▶ **YOUR ASSIGNMENT**
The answer must consist of each line of the records below that contains the string "hyperlink".

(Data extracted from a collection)
.....

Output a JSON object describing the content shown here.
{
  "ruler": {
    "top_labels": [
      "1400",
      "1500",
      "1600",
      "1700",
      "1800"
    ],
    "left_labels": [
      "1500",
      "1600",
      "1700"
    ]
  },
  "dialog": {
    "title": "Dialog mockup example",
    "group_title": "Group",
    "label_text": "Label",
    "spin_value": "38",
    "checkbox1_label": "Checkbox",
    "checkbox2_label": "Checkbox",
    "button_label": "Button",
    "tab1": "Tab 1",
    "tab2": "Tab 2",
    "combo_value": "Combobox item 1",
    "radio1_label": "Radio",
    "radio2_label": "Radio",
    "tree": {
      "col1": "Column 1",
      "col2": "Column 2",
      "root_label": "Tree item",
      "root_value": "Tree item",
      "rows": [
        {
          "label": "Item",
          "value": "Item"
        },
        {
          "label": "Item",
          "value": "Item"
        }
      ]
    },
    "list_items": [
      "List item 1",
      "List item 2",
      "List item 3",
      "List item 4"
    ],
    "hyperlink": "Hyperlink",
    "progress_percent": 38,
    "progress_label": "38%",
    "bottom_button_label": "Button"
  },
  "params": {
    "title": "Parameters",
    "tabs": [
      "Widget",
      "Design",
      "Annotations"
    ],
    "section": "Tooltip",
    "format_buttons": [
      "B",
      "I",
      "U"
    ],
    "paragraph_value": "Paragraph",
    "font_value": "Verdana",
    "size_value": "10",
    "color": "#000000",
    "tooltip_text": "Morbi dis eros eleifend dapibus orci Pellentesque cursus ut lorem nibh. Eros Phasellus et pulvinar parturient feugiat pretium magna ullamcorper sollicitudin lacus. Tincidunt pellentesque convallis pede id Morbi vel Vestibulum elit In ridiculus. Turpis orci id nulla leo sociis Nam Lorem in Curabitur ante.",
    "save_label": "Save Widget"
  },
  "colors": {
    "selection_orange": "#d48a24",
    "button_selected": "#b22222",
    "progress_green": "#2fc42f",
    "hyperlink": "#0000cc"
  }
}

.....

▶ **RESULT BELOW**
    "hyperlink": "Hyperlink",
    "hyperlink": "#0000cc"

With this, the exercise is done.